### [Exercise directions]
Scan the listing below and copy each line holding the word "date".

### [Supplied material]
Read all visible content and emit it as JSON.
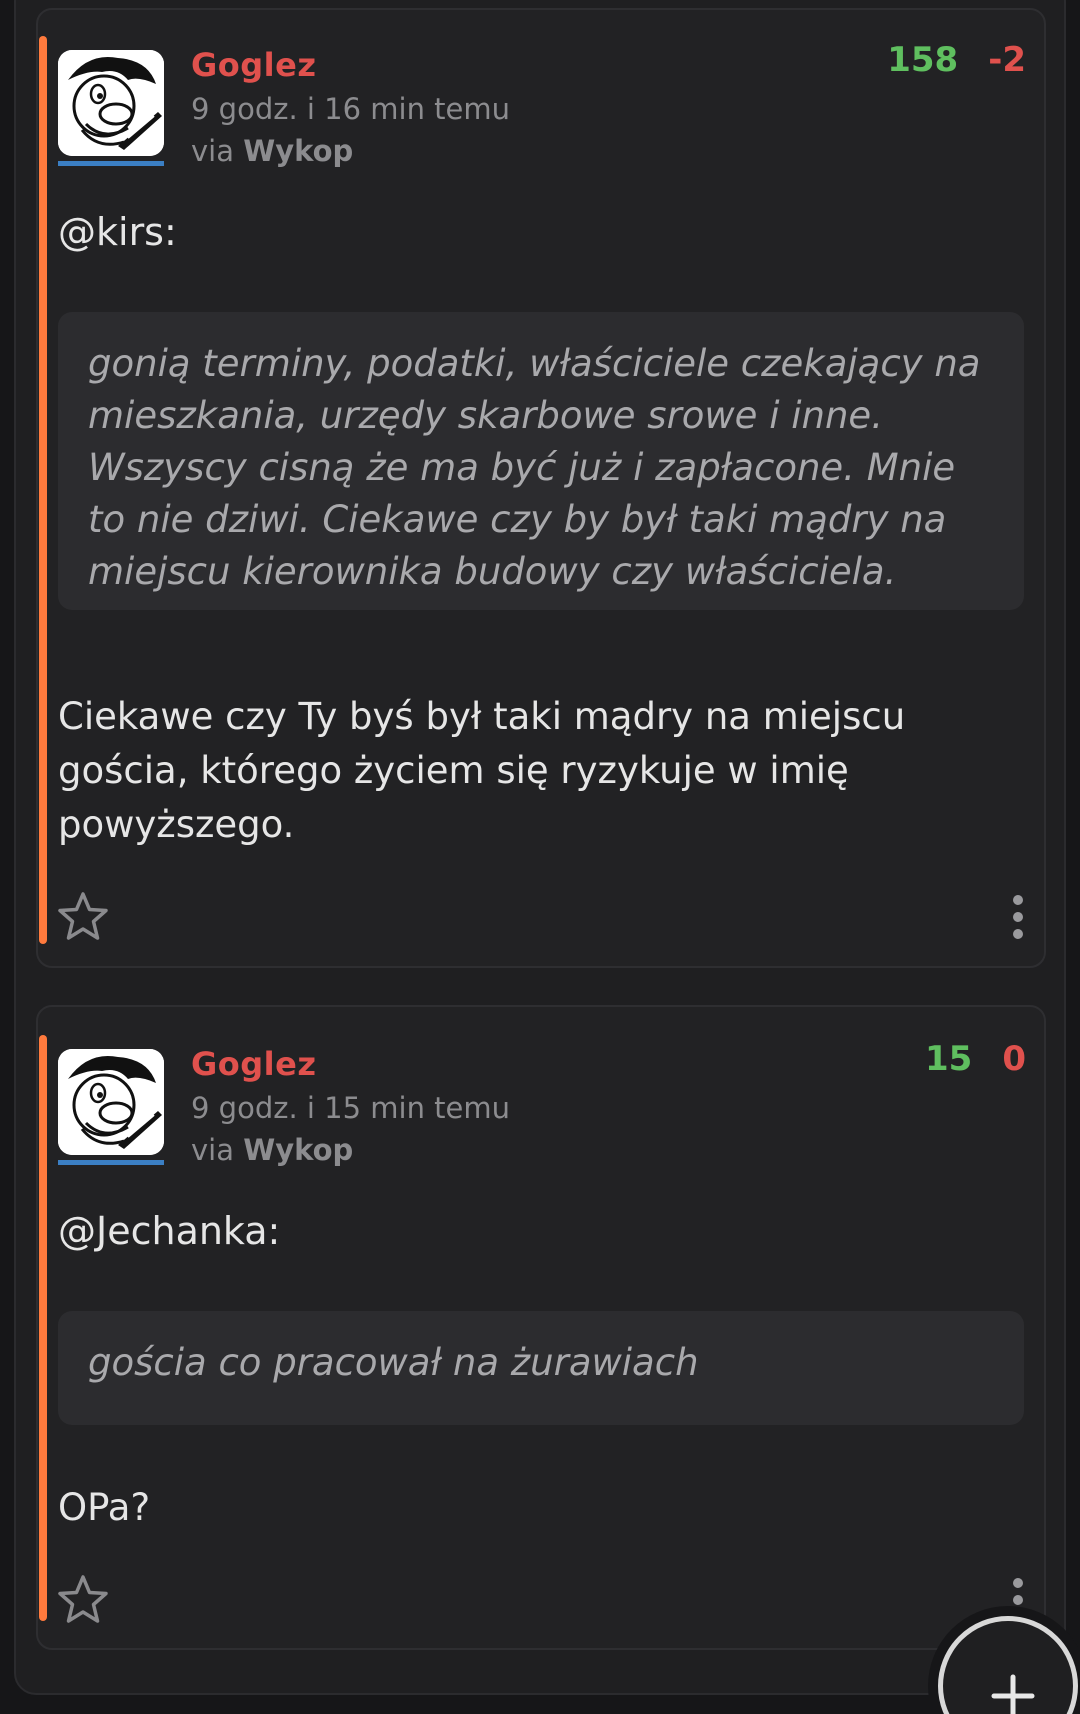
{
  "comments": [
    {
      "author": "Goglez",
      "time": "9 godz. i 16 min temu",
      "via_prefix": "via",
      "via_app": "Wykop",
      "votes_up": "158",
      "votes_down": "-2",
      "mention": "@kirs:",
      "quote": "gonią terminy, podatki, właściciele czekający na mieszkania, urzędy skarbowe srowe i inne. Wszyscy cisną że ma być już i zapłacone. Mnie to nie dziwi. Ciekawe czy by był taki mądry na miejscu kierownika budowy czy właściciela.",
      "body": "Ciekawe czy Ty byś był taki mądry na miejscu gościa, którego życiem się ryzykuje w imię powyższego."
    },
    {
      "author": "Goglez",
      "time": "9 godz. i 15 min temu",
      "via_prefix": "via",
      "via_app": "Wykop",
      "votes_up": "15",
      "votes_down": "0",
      "mention": "@Jechanka:",
      "quote": "gościa co pracował na żurawiach",
      "body": "OPa?"
    }
  ],
  "icons": {
    "favorite": "star-outline-icon",
    "more": "vertical-dots-icon",
    "add": "plus-icon"
  },
  "colors": {
    "accent": "#ff7a3d",
    "author": "#e0514d",
    "vote_up": "#5fbf5f",
    "vote_down": "#e0514d",
    "avatar_underline": "#3b7fc4"
  }
}
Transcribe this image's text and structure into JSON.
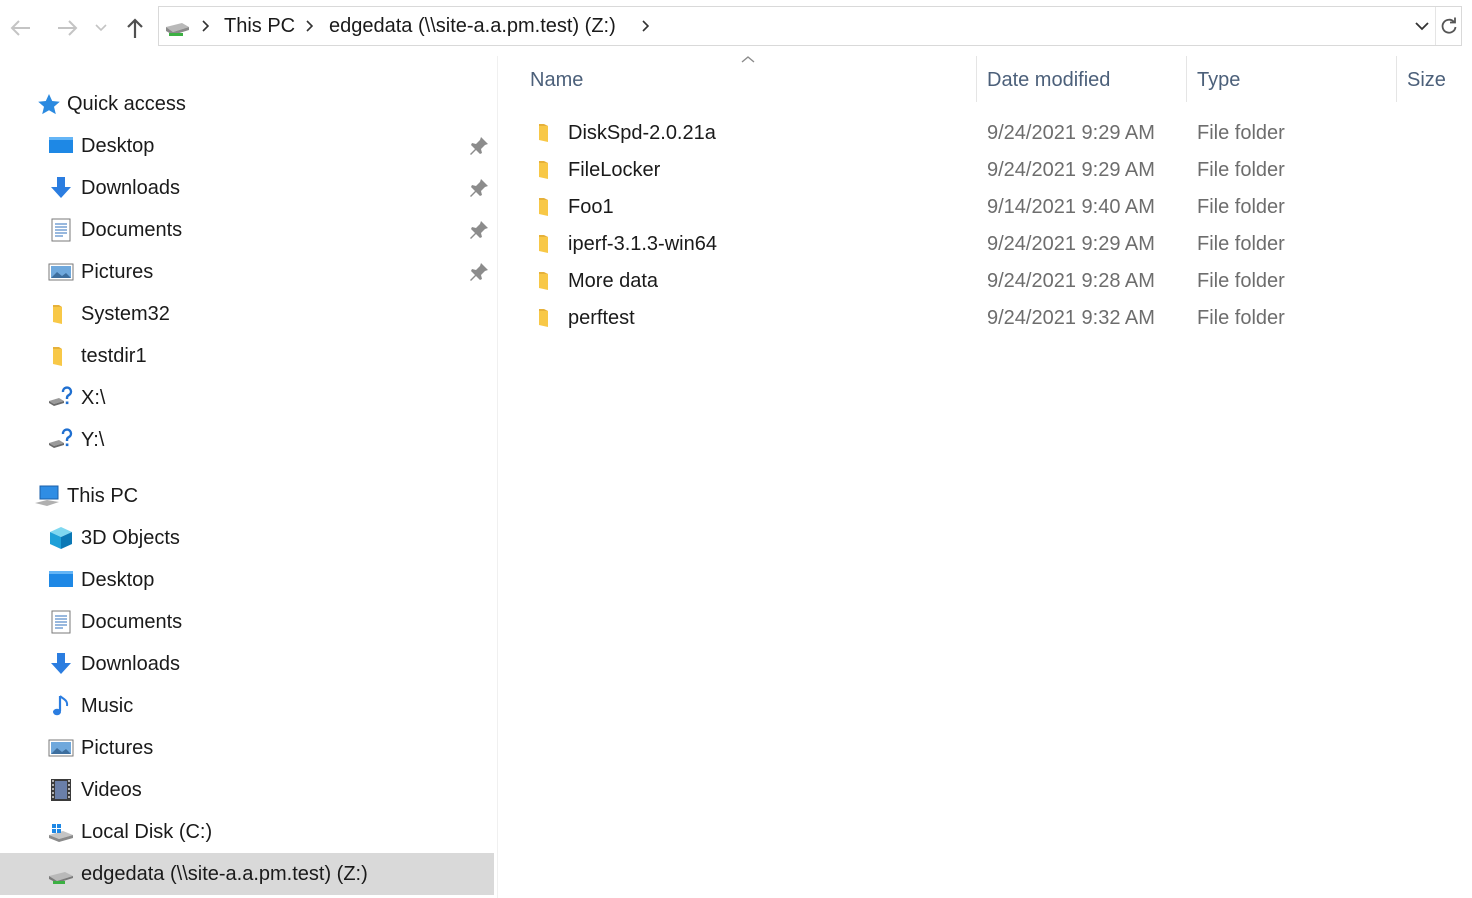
{
  "toolbar": {
    "back_icon": "arrow-left-icon",
    "forward_icon": "arrow-right-icon",
    "recent_icon": "chevron-down-icon",
    "up_icon": "arrow-up-icon"
  },
  "address": {
    "icon": "network-drive-icon",
    "crumbs": [
      "This PC",
      "edgedata (\\\\site-a.a.pm.test) (Z:)"
    ],
    "dropdown_icon": "chevron-down-icon",
    "refresh_icon": "refresh-icon"
  },
  "nav": {
    "quick_access": {
      "label": "Quick access",
      "items": [
        {
          "label": "Desktop",
          "icon": "desktop-icon",
          "pinned": true
        },
        {
          "label": "Downloads",
          "icon": "download-arrow-icon",
          "pinned": true
        },
        {
          "label": "Documents",
          "icon": "document-icon",
          "pinned": true
        },
        {
          "label": "Pictures",
          "icon": "pictures-icon",
          "pinned": true
        },
        {
          "label": "System32",
          "icon": "folder-icon",
          "pinned": false
        },
        {
          "label": "testdir1",
          "icon": "folder-icon",
          "pinned": false
        },
        {
          "label": "X:\\",
          "icon": "disconnected-drive-icon",
          "pinned": false
        },
        {
          "label": "Y:\\",
          "icon": "disconnected-drive-icon",
          "pinned": false
        }
      ]
    },
    "this_pc": {
      "label": "This PC",
      "items": [
        {
          "label": "3D Objects",
          "icon": "3d-objects-icon"
        },
        {
          "label": "Desktop",
          "icon": "desktop-icon"
        },
        {
          "label": "Documents",
          "icon": "document-icon"
        },
        {
          "label": "Downloads",
          "icon": "download-arrow-icon"
        },
        {
          "label": "Music",
          "icon": "music-note-icon"
        },
        {
          "label": "Pictures",
          "icon": "pictures-icon"
        },
        {
          "label": "Videos",
          "icon": "videos-icon"
        },
        {
          "label": "Local Disk (C:)",
          "icon": "local-disk-icon"
        },
        {
          "label": "edgedata (\\\\site-a.a.pm.test) (Z:)",
          "icon": "network-drive-icon",
          "selected": true
        }
      ]
    }
  },
  "columns": {
    "name": "Name",
    "date": "Date modified",
    "type": "Type",
    "size": "Size"
  },
  "files": [
    {
      "name": "DiskSpd-2.0.21a",
      "date": "9/24/2021 9:29 AM",
      "type": "File folder"
    },
    {
      "name": "FileLocker",
      "date": "9/24/2021 9:29 AM",
      "type": "File folder"
    },
    {
      "name": "Foo1",
      "date": "9/14/2021 9:40 AM",
      "type": "File folder"
    },
    {
      "name": "iperf-3.1.3-win64",
      "date": "9/24/2021 9:29 AM",
      "type": "File folder"
    },
    {
      "name": "More data",
      "date": "9/24/2021 9:28 AM",
      "type": "File folder"
    },
    {
      "name": "perftest",
      "date": "9/24/2021 9:32 AM",
      "type": "File folder"
    }
  ],
  "colors": {
    "selection": "#d9d9d9",
    "header_text": "#4c607a",
    "folder": "#f8c847",
    "accent": "#1e88e5"
  }
}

### [Response]
    "date": "Date modified",
      "date": "9/24/2021 9:29 AM",
      "date": "9/24/2021 9:29 AM",
      "date": "9/14/2021 9:40 AM",
      "date": "9/24/2021 9:29 AM",
      "date": "9/24/2021 9:28 AM",
      "date": "9/24/2021 9:32 AM",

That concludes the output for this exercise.